Last night I saw Vinnie Nardiello's play The Boom at Theater for the New City's Dream Up Festival. This wonderful new piece about the lives of stand-up comics (written by a stand-up comic himself) is only playing until September 20th, so make plans to see it now. It is not to be missed!
Nardiello's title comes from the boom in stand-up comedy in the late '80s and early '90s when clubs across the country thrived, offering an array of often shocking comedians to young, hip audiences who flocked to nights of drinking and good times. That boom is now long gone, and a nostalgia for the good old days sweeps across most of the characters in the play.
Some clubs keep special apartments for traveling comics, and The Boom takes place in a condominium in Pittsburgh owned by a local comedy club. Three comedians are sharing the place: the mediocre MC, "Big" Tim McGuinness (played by Richie Byrne), the up-and-coming YouTube sensation Ray Messina (played by Dan Stern), and the nearly washed-up oldtimer, Buddy Darby (played by DJ Hazard).

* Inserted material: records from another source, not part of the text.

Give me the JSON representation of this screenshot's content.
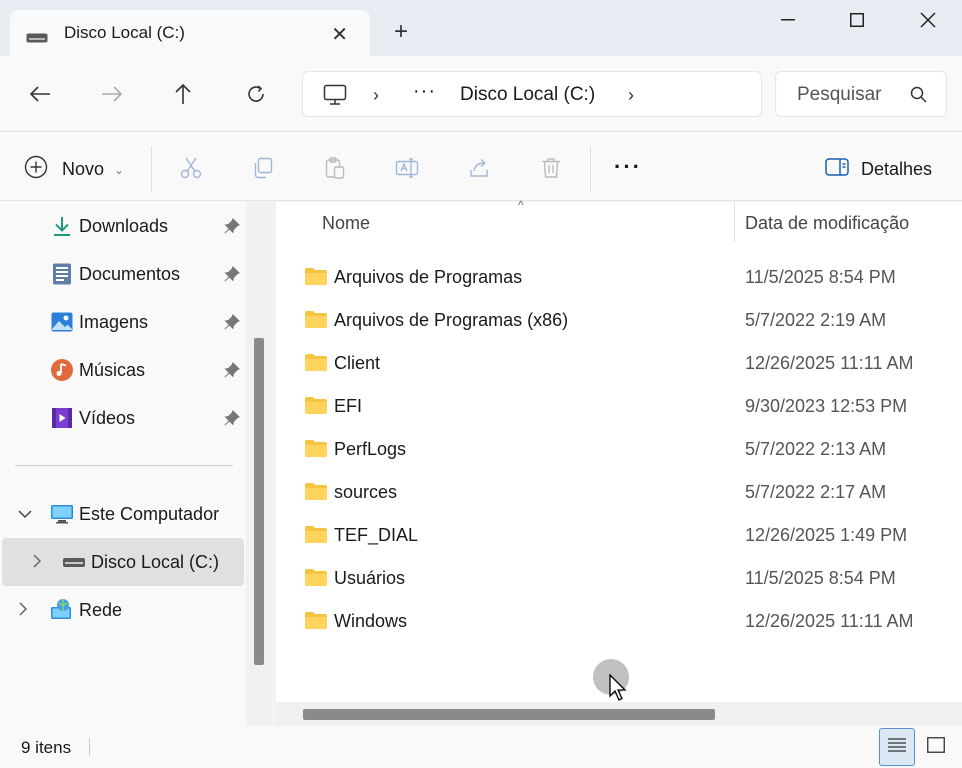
{
  "window": {
    "tab_title": "Disco Local (C:)",
    "tab_icon": "drive-icon"
  },
  "nav": {
    "address_location": "Disco Local (C:)",
    "search_placeholder": "Pesquisar"
  },
  "commandbar": {
    "new_label": "Novo",
    "details_label": "Detalhes"
  },
  "sidebar": {
    "quick_access": [
      {
        "label": "Downloads",
        "icon": "download-icon"
      },
      {
        "label": "Documentos",
        "icon": "documents-icon"
      },
      {
        "label": "Imagens",
        "icon": "pictures-icon"
      },
      {
        "label": "Músicas",
        "icon": "music-icon"
      },
      {
        "label": "Vídeos",
        "icon": "videos-icon"
      }
    ],
    "this_pc": "Este Computador",
    "local_disk": "Disco Local (C:)",
    "network": "Rede"
  },
  "list": {
    "col_name": "Nome",
    "col_date": "Data de modificação",
    "rows": [
      {
        "name": "Arquivos de Programas",
        "date": "11/5/2025 8:54 PM"
      },
      {
        "name": "Arquivos de Programas (x86)",
        "date": "5/7/2022 2:19 AM"
      },
      {
        "name": "Client",
        "date": "12/26/2025 11:11 AM"
      },
      {
        "name": "EFI",
        "date": "9/30/2023 12:53 PM"
      },
      {
        "name": "PerfLogs",
        "date": "5/7/2022 2:13 AM"
      },
      {
        "name": "sources",
        "date": "5/7/2022 2:17 AM"
      },
      {
        "name": "TEF_DIAL",
        "date": "12/26/2025 1:49 PM"
      },
      {
        "name": "Usuários",
        "date": "11/5/2025 8:54 PM"
      },
      {
        "name": "Windows",
        "date": "12/26/2025 11:11 AM"
      }
    ]
  },
  "status": {
    "item_count": "9 itens"
  },
  "colors": {
    "folder": "#f5c542",
    "accent": "#1a73c8",
    "selection": "#e0e0e0"
  }
}
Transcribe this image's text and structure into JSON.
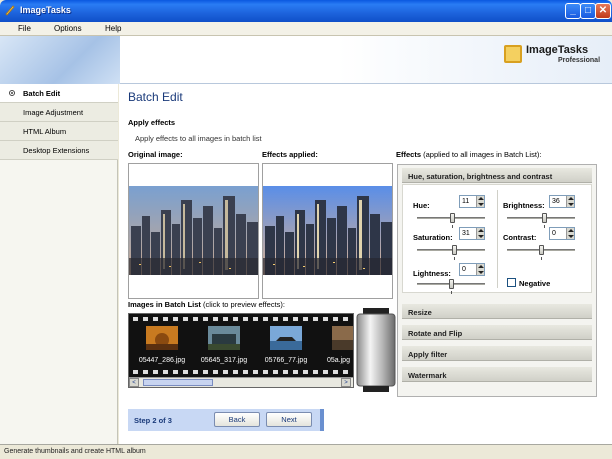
{
  "window": {
    "title": "ImageTasks"
  },
  "menu": [
    "File",
    "Options",
    "Help"
  ],
  "logo": {
    "main": "ImageTasks",
    "sub": "Professional"
  },
  "sidebar": {
    "items": [
      {
        "label": "Batch Edit",
        "active": true
      },
      {
        "label": "Image Adjustment"
      },
      {
        "label": "HTML Album"
      },
      {
        "label": "Desktop Extensions"
      }
    ]
  },
  "main": {
    "title": "Batch Edit",
    "section_title": "Apply effects",
    "section_desc": "Apply effects to all images in batch list",
    "original_label": "Original image:",
    "effects_applied_label": "Effects applied:",
    "batch_label": "Images in Batch List",
    "batch_note": "(click to preview effects):",
    "thumbnails": [
      "05447_286.jpg",
      "05645_317.jpg",
      "05766_77.jpg",
      "05a.jpg"
    ]
  },
  "effects": {
    "title": "Effects",
    "note": "(applied to all images in Batch List):",
    "sections": [
      "Hue, saturation, brightness and contrast",
      "Resize",
      "Rotate and Flip",
      "Apply filter",
      "Watermark"
    ],
    "controls": {
      "hue": {
        "label": "Hue:",
        "value": "11",
        "level": 0.52
      },
      "saturation": {
        "label": "Saturation:",
        "value": "31",
        "level": 0.55
      },
      "lightness": {
        "label": "Lightness:",
        "value": "0",
        "level": 0.5
      },
      "brightness": {
        "label": "Brightness:",
        "value": "36",
        "level": 0.56
      },
      "contrast": {
        "label": "Contrast:",
        "value": "0",
        "level": 0.5
      }
    },
    "negative_label": "Negative",
    "negative_checked": false
  },
  "wizard": {
    "step": "Step 2 of 3",
    "back": "Back",
    "next": "Next"
  },
  "status": "Generate thumbnails and create HTML album",
  "colors": {
    "title_bar": "#1d63dc",
    "accent": "#1a3a7a",
    "wizard_bar": "#c8d8f4"
  }
}
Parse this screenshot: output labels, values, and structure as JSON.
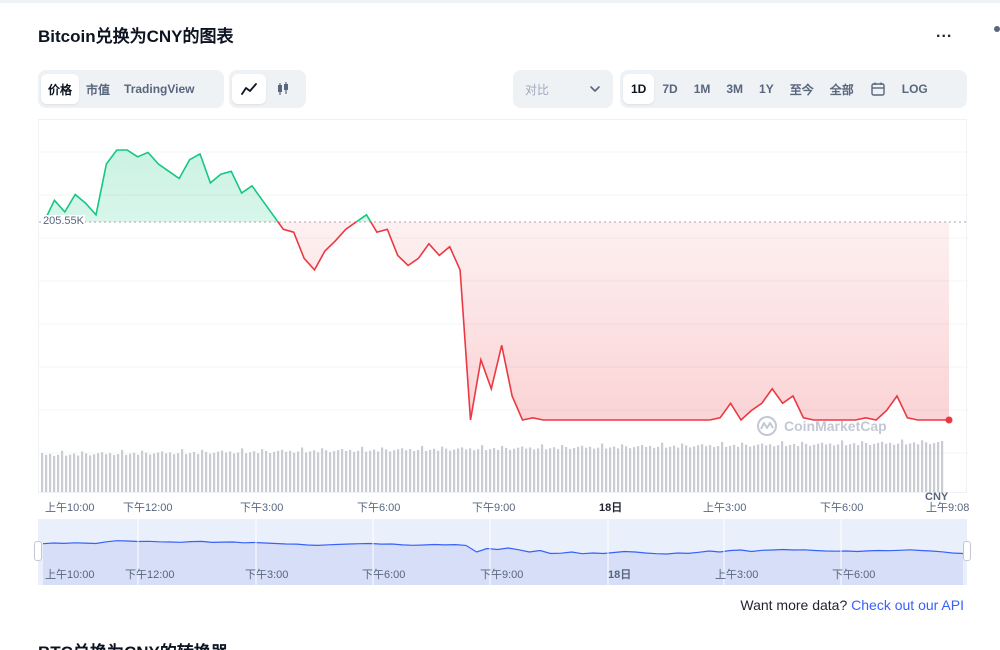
{
  "header": {
    "title": "Bitcoin兑换为CNY的图表",
    "more_label": "..."
  },
  "toolbar": {
    "type_tabs": [
      {
        "label": "价格",
        "active": true
      },
      {
        "label": "市值",
        "active": false
      },
      {
        "label": "TradingView",
        "active": false
      }
    ],
    "style_tabs": [
      {
        "icon": "line-chart-icon",
        "active": true
      },
      {
        "icon": "candlestick-icon",
        "active": false
      }
    ],
    "compare": {
      "label": "对比",
      "icon": "chevron-down-icon"
    },
    "range_tabs": [
      {
        "label": "1D",
        "active": true
      },
      {
        "label": "7D",
        "active": false
      },
      {
        "label": "1M",
        "active": false
      },
      {
        "label": "3M",
        "active": false
      },
      {
        "label": "1Y",
        "active": false
      },
      {
        "label": "至今",
        "active": false
      },
      {
        "label": "全部",
        "active": false
      },
      {
        "icon": "calendar-icon",
        "active": false
      },
      {
        "label": "LOG",
        "active": false
      }
    ]
  },
  "chart_data": {
    "type": "line",
    "title": "",
    "reference_value_label": "205.55K",
    "currency_label": "CNY",
    "colors": {
      "above": "#16c784",
      "below": "#ea3943",
      "volume": "#c9ccd3",
      "navigator": "#d6def8"
    },
    "x_tick_labels": [
      "上午10:00",
      "下午12:00",
      "下午3:00",
      "下午6:00",
      "下午9:00",
      "18日",
      "上午3:00",
      "下午6:00",
      "上午9:08"
    ],
    "navigator_tick_labels": [
      "上午10:00",
      "下午12:00",
      "下午3:00",
      "下午6:00",
      "下午9:00",
      "18日",
      "上午3:00",
      "下午6:00"
    ],
    "series": [
      {
        "values": [
          205.55,
          205.7,
          205.62,
          205.74,
          205.68,
          205.6,
          205.95,
          206.15,
          206.1,
          206.0,
          206.03,
          205.95,
          205.9,
          205.85,
          205.98,
          206.02,
          205.82,
          205.88,
          205.9,
          205.75,
          205.8,
          205.7,
          205.6,
          205.5,
          205.48,
          205.3,
          205.22,
          205.35,
          205.42,
          205.5,
          205.55,
          205.6,
          205.48,
          205.5,
          205.32,
          205.25,
          205.3,
          205.4,
          205.32,
          205.38,
          205.22,
          203.9,
          204.6,
          204.4,
          204.7,
          204.35,
          203.9,
          204.2,
          203.6,
          203.65,
          203.9,
          203.55,
          203.7,
          203.6,
          203.8,
          204.0,
          203.9,
          203.7,
          203.55,
          203.5,
          203.7,
          203.62,
          203.85,
          204.1,
          203.9,
          204.2,
          204.3,
          204.0,
          204.25,
          204.3,
          204.4,
          204.3,
          204.35,
          204.2,
          204.1,
          204.05,
          204.1,
          204.0,
          204.12,
          204.2,
          204.15,
          204.25,
          204.35,
          204.2,
          204.1,
          203.95,
          203.7,
          203.6
        ]
      }
    ]
  },
  "watermark": "CoinMarketCap",
  "footer": {
    "api_prefix": "Want more data?",
    "api_link": "Check out our API"
  },
  "next_section_title": "BTC兑换为CNY的转换器"
}
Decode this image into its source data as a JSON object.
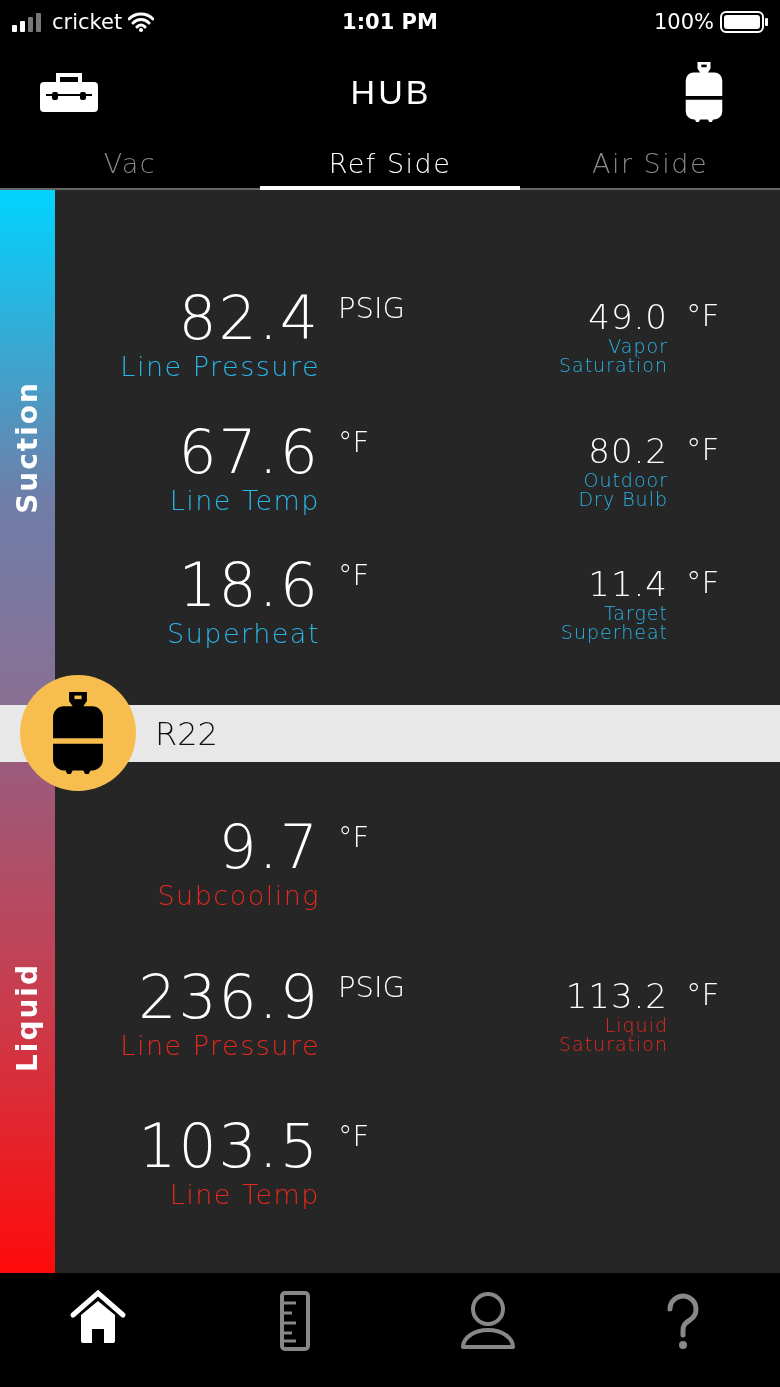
{
  "status_bar": {
    "carrier": "cricket",
    "time": "1:01 PM",
    "battery": "100%"
  },
  "header": {
    "title": "HUB"
  },
  "tabs": [
    {
      "label": "Vac",
      "selected": false
    },
    {
      "label": "Ref Side",
      "selected": true
    },
    {
      "label": "Air Side",
      "selected": false
    }
  ],
  "sections": [
    {
      "kind": "suction",
      "label": "Suction",
      "color": "#29b6e8",
      "rows": [
        {
          "value": "82.4",
          "unit": "PSIG",
          "label": "Line Pressure",
          "aux": {
            "value": "49.0",
            "unit": "°F",
            "label": "Vapor\nSaturation"
          }
        },
        {
          "value": "67.6",
          "unit": "°F",
          "label": "Line Temp",
          "aux": {
            "value": "80.2",
            "unit": "°F",
            "label": "Outdoor\nDry Bulb"
          }
        },
        {
          "value": "18.6",
          "unit": "°F",
          "label": "Superheat",
          "aux": {
            "value": "11.4",
            "unit": "°F",
            "label": "Target\nSuperheat"
          }
        }
      ]
    },
    {
      "kind": "refrigerant",
      "name": "R22"
    },
    {
      "kind": "liquid",
      "label": "Liquid",
      "color": "#e8281e",
      "rows": [
        {
          "value": "9.7",
          "unit": "°F",
          "label": "Subcooling"
        },
        {
          "value": "236.9",
          "unit": "PSIG",
          "label": "Line Pressure",
          "aux": {
            "value": "113.2",
            "unit": "°F",
            "label": "Liquid\nSaturation"
          }
        },
        {
          "value": "103.5",
          "unit": "°F",
          "label": "Line Temp"
        }
      ]
    }
  ],
  "nav": [
    {
      "kind": "home",
      "selected": true
    },
    {
      "kind": "ruler",
      "selected": false
    },
    {
      "kind": "person",
      "selected": false
    },
    {
      "kind": "help",
      "selected": false
    }
  ]
}
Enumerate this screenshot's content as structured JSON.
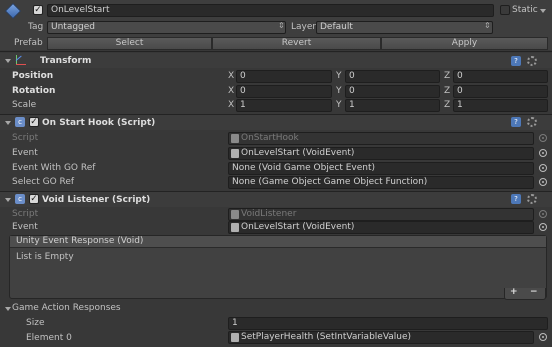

Much of the play centers around the conflict between Buddy and Ray, as the bad-boy genius of yesterday's comedy circuit finds himself being upstaged by a younger rival eager to replace him as the headliner. Like his character, Hazard has worked with some great comics (Bobcat Goldthwait, Paula Poundstone, etc.) and toured all over the country (even living out of his car when he needed to at times). He brings an immediate sense of authenticity to the role, and his performance is the highlight of the show.
Ray is ingratiating, but we also are not terribly surprised when it turns out he's been less than honest about his sudden rise to fame. Stern does an excellent job making the character likable, even as he descends lower and lower in his bid for success. As Big Tim, Byrne is loud, crude, and obnoxious, but occasionally exhibits a tender side that reminds us why Buddy wants to keep him around. Make no mistake, though. This is a dog-eat-dog world, and Big Tim seems ready to jettison anything and anyone he needs to in order to keep his career alive.
The club's manager, Miranda (played by Kara Jackson), has a touching relationship with the aging Buddy. Their unromantic romance is simple and complicated at the same time. And just when the play seems to have settled into a sad reverie on the passing of greatness, party girl Cara (played by Melissa Stokoski) comes on stage, offering a fresh burst of energy. The high and drunken Cara's painfully bad attempts to tell jokes to a room full of professional comedians are so un-funny that they end up being hysterical.
Director Mark Riccadonna deserves credit for helping the cast to meld together into a wonderful comic unit. My only regret is that Nardiello seems unsure how to end the piece. A play this moving and entertaining deserves a stronger finish. Still, it's one heck of a ride, and I definitely recommend checking it out before it closes later this month.
For more information check out the show's website here: